# [Available data]
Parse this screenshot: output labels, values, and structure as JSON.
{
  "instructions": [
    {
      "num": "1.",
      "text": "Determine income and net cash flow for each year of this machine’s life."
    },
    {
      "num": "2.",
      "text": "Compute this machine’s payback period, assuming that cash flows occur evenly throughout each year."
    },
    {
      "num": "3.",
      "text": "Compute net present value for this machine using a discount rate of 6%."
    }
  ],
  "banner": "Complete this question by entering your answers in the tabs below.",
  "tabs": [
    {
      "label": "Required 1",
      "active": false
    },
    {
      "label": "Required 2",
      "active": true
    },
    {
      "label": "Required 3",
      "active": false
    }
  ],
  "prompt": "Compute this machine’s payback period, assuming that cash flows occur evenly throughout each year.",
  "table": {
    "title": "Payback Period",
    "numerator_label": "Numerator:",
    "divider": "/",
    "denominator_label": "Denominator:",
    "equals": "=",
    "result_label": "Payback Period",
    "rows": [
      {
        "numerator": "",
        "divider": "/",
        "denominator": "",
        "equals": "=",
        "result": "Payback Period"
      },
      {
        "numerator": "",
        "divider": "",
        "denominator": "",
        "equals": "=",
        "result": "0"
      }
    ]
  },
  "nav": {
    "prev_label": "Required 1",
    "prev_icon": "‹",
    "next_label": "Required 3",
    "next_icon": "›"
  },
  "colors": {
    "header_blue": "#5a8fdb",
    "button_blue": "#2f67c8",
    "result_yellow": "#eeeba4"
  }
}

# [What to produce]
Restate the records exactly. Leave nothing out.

# [Worked solution]
Parse this screenshot: output labels, values, and structure as JSON.
{
  "instructions": [
    {
      "num": "1.",
      "text": "Determine income and net cash flow for each year of this machine’s life."
    },
    {
      "num": "2.",
      "text": "Compute this machine’s payback period, assuming that cash flows occur evenly throughout each year."
    },
    {
      "num": "3.",
      "text": "Compute net present value for this machine using a discount rate of 6%."
    }
  ],
  "banner": "Complete this question by entering your answers in the tabs below.",
  "tabs": [
    {
      "label": "Required 1",
      "active": false
    },
    {
      "label": "Required 2",
      "active": true
    },
    {
      "label": "Required 3",
      "active": false
    }
  ],
  "prompt": "Compute this machine’s payback period, assuming that cash flows occur evenly throughout each year.",
  "table": {
    "title": "Payback Period",
    "numerator_label": "Numerator:",
    "divider": "/",
    "denominator_label": "Denominator:",
    "equals": "=",
    "result_label": "Payback Period",
    "rows": [
      {
        "numerator": "",
        "divider": "/",
        "denominator": "",
        "equals": "=",
        "result": "Payback Period"
      },
      {
        "numerator": "",
        "divider": "",
        "denominator": "",
        "equals": "=",
        "result": "0"
      }
    ]
  },
  "nav": {
    "prev_label": "Required 1",
    "prev_icon": "‹",
    "next_label": "Required 3",
    "next_icon": "›"
  },
  "colors": {
    "header_blue": "#5a8fdb",
    "button_blue": "#2f67c8",
    "result_yellow": "#eeeba4"
  }
}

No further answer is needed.